** REQUIREMENT **
Answer with a number only: how many lines of the entries below contain the word "image"?

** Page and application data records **
.....
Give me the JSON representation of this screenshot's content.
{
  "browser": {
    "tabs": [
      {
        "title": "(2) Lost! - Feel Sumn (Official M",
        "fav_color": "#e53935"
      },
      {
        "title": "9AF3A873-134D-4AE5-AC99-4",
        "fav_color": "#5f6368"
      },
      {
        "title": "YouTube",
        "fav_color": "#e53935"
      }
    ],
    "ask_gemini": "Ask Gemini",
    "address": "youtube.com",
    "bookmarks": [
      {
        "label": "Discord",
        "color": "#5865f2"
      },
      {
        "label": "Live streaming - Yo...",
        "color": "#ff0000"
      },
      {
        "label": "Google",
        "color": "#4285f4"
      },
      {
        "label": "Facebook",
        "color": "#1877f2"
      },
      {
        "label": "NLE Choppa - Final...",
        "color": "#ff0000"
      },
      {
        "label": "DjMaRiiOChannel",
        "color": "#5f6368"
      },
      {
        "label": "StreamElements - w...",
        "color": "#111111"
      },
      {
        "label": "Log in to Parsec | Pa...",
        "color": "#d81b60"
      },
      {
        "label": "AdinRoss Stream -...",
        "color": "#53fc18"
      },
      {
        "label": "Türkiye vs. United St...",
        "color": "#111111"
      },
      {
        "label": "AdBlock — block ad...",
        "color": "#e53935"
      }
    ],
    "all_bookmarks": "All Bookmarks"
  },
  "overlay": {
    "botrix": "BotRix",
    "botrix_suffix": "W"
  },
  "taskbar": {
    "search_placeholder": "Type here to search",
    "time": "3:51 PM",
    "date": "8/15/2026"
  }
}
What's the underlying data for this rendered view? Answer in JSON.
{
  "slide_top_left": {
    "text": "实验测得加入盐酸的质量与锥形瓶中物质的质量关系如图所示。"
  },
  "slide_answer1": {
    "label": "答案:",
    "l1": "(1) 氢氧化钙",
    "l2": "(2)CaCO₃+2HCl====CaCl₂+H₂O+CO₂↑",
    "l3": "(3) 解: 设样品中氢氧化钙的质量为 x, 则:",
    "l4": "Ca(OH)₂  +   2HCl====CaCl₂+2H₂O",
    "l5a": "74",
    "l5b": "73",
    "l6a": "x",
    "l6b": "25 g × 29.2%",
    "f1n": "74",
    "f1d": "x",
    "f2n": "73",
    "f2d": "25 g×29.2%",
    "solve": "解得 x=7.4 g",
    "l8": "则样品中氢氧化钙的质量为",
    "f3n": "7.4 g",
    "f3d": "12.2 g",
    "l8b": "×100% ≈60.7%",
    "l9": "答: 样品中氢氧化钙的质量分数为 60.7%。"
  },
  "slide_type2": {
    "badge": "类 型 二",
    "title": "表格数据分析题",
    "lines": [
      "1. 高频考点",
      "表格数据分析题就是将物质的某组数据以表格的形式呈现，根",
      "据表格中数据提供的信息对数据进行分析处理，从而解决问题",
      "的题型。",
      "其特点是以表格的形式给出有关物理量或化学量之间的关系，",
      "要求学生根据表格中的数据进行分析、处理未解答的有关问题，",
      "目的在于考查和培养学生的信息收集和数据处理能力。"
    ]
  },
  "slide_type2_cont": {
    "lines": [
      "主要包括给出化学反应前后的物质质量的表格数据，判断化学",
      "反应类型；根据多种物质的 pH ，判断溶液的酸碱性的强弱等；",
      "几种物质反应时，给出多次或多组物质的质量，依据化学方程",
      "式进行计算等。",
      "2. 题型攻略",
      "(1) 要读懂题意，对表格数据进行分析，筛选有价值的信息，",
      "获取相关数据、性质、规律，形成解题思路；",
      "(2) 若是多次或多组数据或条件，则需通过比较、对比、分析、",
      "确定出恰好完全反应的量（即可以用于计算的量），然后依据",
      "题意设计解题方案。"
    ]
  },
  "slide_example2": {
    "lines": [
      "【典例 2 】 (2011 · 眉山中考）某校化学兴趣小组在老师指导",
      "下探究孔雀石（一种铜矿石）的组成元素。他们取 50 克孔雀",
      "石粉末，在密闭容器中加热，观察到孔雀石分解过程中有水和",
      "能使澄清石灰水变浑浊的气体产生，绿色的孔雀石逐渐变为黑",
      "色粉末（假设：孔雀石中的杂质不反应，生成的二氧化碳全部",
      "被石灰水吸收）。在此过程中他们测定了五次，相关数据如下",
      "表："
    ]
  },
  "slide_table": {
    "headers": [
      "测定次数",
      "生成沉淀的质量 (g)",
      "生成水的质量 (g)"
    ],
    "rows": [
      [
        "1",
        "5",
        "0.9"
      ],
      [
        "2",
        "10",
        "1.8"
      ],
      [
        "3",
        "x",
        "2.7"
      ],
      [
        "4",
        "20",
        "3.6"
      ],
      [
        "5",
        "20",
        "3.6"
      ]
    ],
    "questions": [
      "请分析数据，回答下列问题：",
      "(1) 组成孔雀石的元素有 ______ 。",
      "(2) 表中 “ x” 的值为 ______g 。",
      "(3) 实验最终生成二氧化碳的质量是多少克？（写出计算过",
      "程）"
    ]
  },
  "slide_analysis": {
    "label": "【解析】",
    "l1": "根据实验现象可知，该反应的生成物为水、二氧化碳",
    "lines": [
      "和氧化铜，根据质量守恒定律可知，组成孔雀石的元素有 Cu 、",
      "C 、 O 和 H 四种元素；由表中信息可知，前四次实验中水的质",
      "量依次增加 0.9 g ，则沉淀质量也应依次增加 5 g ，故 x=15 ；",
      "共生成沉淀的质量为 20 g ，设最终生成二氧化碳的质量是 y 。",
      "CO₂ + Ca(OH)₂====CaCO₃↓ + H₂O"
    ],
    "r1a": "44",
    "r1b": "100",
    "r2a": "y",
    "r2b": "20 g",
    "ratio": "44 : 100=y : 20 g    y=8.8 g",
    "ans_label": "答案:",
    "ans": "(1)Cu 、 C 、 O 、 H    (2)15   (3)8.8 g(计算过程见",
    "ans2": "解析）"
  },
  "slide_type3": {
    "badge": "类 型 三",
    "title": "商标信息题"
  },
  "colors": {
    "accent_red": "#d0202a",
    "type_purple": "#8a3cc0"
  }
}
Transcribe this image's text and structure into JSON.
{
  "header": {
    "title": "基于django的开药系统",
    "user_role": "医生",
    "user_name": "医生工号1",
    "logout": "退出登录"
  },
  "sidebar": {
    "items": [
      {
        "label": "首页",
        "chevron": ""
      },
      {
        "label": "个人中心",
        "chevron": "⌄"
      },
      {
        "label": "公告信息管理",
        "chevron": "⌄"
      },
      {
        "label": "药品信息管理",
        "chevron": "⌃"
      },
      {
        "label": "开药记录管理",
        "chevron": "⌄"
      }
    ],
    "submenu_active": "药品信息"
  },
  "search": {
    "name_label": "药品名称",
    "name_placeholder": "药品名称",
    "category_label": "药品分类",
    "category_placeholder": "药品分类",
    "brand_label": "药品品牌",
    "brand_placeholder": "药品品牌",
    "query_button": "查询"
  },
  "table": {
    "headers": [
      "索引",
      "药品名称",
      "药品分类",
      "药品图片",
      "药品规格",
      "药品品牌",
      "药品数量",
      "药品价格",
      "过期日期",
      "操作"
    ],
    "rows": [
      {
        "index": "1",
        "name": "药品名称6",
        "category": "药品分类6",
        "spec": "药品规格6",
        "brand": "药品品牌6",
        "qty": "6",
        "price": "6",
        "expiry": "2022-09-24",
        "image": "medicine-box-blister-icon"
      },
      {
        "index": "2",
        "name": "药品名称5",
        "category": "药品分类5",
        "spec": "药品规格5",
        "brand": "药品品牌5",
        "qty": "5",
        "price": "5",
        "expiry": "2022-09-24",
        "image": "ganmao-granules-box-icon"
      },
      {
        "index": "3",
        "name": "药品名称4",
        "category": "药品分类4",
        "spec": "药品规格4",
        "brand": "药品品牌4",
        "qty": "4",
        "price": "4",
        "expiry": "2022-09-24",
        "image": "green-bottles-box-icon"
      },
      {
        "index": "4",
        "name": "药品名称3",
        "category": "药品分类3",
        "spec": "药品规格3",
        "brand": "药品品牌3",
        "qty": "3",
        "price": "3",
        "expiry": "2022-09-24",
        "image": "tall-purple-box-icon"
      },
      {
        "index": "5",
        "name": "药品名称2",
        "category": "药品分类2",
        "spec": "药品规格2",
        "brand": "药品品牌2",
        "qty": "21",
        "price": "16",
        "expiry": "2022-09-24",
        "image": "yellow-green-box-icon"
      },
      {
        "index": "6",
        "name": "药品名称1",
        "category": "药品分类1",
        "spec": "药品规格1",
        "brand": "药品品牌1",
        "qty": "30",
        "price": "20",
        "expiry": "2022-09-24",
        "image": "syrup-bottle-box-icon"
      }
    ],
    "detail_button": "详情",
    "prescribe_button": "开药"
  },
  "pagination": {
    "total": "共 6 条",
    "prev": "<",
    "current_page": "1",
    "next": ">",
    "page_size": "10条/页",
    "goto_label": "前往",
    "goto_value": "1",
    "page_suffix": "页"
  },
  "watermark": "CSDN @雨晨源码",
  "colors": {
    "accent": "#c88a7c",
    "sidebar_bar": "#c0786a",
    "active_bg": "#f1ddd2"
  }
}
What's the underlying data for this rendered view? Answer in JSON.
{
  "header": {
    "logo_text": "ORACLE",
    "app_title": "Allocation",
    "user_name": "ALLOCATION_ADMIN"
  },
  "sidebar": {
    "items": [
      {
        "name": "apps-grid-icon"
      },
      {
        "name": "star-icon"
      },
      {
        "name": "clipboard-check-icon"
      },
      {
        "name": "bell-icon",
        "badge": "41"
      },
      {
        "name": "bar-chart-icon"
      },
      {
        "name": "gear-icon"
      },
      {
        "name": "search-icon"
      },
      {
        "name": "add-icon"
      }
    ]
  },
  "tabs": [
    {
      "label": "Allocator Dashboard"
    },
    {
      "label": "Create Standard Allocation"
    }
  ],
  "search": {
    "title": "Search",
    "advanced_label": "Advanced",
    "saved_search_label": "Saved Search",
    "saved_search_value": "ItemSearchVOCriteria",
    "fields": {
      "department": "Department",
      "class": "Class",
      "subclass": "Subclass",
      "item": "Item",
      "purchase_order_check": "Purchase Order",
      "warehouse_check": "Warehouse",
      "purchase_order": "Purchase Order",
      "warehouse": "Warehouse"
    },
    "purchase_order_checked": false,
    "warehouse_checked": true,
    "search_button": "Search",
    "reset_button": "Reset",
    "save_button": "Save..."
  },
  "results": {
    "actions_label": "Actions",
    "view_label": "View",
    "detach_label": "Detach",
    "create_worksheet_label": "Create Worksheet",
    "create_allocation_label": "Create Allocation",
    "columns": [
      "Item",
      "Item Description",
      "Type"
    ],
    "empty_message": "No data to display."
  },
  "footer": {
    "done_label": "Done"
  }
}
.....
** ANSWER SECTION **
7